The current company of 'Into the Woods' (Photo courtesy of O&M).

Throughout Lear deBessonet’s “Into the Woods,” there is always room for play.

In the veteran director’s new Broadway production, the musical’s words and lyrics take center stage. There are no “bells and whistles,” Stephanie J. Block told Broadway News at a recent press event. And for Block and her fellow cast members, deBessonet’s less showy perspective is making all the difference in the cast’s approach to performing in the Stephen Sondheim-James Lapine musical.

“It’s a heavy piece sometimes, it’s a big piece, it’s a daunting piece. And I think what deBessonet was able to do is keep it buoyant and joyful. And then we earn those moments of real weight,” said Krysta Rodriguez, the production’s current Cinderella.

“DeBessonet was always challenging us to be simpler and rely on the words. The words are taking you where you need to go.”

Sebastian Arcelus — playing the Baker now through Oct. 23echoed that sentiment, adding that deBessonet “encouraged us to meet the fairy tale head on, and go on that journey; the joy and the heartache, the agony and the triumph.”

“Her vision for the show is so elegantly simple in that we’re just pushed forward, trusting the words and lyrics, communing with the audience, and opening our hearts and souls much like we’re asking the audience to do when they step into the theater in order to be in this present moment,” continued Arcelus.

“Everyone is coming forward with all of themselves, all of the time.”

And that very much includes Arcelus’ real wife, currently doubling as his onstage wife, Stephanie J. Block.

Block told Broadway News that she’s “grateful” for the playful framework that deBessonet provided, but also that the director was willing to put the lyrics and storytelling in the spotlight without a busy design.

“Right off the bat, as soon as that curtain goes up, we’re not actors; we are people. And that, to me, sets the tone,” said Block. “I think bearing witness to that transformation of people-interpreter to artist-storyteller is what makes the magic of this piece.”

“It’s that humanity; the recognition of humanity. And then taking this three-hour journey as storytellers.”

For Block and Arcelus as The Baker’s Wife and The Baker, respectively, there’s an added layer of storytelling beyond the words and lyrics. The couple met while appearing in “Wicked,” sharing moments onstage but never storytelling together, Block said. And with the parallels between their onstage story and the life they’ve built together offstage since, this experience in the woods has “married both art and life,” she said.

“And that is a chemistry you can’t fabricate.”

“To get to look into her eyes — eyes that I know so well and that run so deep — with our shared life experiences, it does allow for us to dig even deeper into the story because we have a shared history that we’re able to tap into and have fun with,” Arcelus said.
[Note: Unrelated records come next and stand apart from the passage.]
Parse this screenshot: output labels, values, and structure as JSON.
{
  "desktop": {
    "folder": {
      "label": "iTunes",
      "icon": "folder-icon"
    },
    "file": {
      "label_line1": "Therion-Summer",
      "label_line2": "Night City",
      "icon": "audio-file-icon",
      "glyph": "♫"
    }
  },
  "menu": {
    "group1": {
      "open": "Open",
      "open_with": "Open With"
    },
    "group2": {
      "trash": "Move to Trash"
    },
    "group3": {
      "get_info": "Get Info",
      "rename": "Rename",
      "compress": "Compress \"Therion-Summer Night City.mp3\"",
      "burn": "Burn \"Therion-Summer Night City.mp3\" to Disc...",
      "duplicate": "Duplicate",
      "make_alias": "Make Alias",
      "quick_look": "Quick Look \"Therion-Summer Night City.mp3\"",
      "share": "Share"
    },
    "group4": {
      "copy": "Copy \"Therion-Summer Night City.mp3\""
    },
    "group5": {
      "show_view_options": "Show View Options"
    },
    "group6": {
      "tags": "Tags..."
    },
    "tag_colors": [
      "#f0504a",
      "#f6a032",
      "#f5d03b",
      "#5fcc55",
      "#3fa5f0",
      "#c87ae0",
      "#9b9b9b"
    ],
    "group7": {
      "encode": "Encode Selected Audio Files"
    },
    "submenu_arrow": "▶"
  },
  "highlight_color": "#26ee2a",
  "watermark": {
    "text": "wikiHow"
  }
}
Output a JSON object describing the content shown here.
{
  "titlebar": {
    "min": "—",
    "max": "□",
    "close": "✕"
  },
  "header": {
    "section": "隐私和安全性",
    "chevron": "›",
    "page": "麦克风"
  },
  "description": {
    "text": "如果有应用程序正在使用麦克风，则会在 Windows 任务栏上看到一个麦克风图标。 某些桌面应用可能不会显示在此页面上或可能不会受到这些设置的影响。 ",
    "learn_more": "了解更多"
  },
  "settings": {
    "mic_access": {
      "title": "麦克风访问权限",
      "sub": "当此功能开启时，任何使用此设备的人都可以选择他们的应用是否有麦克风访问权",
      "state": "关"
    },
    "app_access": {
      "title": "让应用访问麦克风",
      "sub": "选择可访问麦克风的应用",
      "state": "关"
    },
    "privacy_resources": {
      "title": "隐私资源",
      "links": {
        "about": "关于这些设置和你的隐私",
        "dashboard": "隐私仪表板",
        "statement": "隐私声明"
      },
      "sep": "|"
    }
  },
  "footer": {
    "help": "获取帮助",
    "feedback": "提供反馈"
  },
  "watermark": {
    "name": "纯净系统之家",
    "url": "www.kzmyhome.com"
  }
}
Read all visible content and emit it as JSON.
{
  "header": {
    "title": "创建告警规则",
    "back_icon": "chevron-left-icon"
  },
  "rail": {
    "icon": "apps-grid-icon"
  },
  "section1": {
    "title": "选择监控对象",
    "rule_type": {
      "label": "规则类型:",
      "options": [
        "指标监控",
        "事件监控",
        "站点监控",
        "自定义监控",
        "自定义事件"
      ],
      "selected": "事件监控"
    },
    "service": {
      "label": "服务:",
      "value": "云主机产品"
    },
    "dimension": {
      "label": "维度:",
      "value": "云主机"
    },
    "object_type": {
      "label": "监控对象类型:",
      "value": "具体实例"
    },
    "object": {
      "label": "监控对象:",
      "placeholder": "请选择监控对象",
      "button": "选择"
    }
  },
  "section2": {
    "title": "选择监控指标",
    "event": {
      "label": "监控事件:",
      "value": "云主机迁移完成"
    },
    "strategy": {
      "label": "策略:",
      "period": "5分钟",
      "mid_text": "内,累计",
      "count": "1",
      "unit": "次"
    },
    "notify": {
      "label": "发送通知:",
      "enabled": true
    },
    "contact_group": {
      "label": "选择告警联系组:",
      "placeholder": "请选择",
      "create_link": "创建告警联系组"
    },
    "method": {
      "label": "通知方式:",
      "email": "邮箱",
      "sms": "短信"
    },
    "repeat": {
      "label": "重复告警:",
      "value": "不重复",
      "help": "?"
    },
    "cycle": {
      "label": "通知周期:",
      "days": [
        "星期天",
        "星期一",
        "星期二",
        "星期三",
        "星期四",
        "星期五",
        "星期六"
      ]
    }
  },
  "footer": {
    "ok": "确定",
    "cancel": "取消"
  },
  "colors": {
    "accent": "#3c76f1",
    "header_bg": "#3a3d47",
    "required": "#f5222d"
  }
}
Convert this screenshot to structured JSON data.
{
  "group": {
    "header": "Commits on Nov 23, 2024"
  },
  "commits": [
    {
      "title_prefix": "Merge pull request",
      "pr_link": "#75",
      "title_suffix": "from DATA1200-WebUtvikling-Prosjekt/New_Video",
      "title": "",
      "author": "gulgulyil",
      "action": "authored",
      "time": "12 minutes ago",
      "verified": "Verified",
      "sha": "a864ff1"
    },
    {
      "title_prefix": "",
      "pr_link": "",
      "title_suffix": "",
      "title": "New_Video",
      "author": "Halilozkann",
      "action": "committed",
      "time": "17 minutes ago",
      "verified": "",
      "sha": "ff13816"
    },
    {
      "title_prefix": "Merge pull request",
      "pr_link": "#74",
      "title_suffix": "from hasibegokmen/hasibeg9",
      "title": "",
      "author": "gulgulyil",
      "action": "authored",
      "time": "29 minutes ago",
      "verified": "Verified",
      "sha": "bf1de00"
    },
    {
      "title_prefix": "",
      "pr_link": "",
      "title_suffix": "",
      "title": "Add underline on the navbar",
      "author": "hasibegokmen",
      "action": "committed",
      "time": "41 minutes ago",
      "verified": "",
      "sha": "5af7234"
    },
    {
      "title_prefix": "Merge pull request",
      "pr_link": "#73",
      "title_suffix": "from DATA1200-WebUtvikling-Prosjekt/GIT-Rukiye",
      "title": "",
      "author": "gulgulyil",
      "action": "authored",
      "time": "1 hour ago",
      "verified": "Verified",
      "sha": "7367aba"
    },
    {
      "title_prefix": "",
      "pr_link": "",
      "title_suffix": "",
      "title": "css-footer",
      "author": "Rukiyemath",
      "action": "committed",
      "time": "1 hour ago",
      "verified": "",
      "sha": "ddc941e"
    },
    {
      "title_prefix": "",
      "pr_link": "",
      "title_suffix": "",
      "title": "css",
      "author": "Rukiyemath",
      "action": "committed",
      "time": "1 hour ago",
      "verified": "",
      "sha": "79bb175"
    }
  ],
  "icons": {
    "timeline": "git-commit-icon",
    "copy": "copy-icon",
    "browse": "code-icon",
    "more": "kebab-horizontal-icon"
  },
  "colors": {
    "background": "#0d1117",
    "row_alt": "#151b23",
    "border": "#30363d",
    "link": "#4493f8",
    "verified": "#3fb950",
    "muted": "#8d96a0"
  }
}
That willingness to have fun and play onstage is also reflected in the behind-the-scenes relationships this cast has formed.

“There’s a whole lot of famous people in this building, and that’s fine,” Katy Geraghty, currently playing Little Red, said with a laugh.

“The first thing I walked into [during] a group [rehearsal] setting was Stephanie J. Block in the middle of singing ‘Moments in the Woods.’ It was crazy.”

Newcomer Geraghty said that while it’s “so cool” to be working alongside titans of the industry, there’s also much to be learned from them as humans.

“I’m really enjoying getting to know them,” she said. “We [often] forget about the people behind all of this work.”

Montego Glover, currently rotating in the role of The Witch with Patina Miller, shared similar praise for those she’s working with onstage and backstage.

“Everyone is present, wanting to do this work, wanting to do their best, and we’re all so appreciative of the gift that is this score, these lyrics, this book,” said Glover.

“It’s just gold.”

Even with cast members coming and going due to changes and pre-planned hiatuses, Rodriguez said the bonds remain strong.

“It really just leaves this revolving door of playing a game of tag. It never feels dangerous to play; it feels fun,” said Rodriguez.

She went on to share a story from the night of her cast’s first performance when castmate Joshua Henry shared some words of wisdom before the show. “This is your playground; this is your canvas. Paint from the corners to the wall to wherever,” she recalls Henry saying.

“Yes, this is an environment where joyfulness and playfulness are rewarded,” she said. “It’s not just perfection and nuance. The play is also as important.”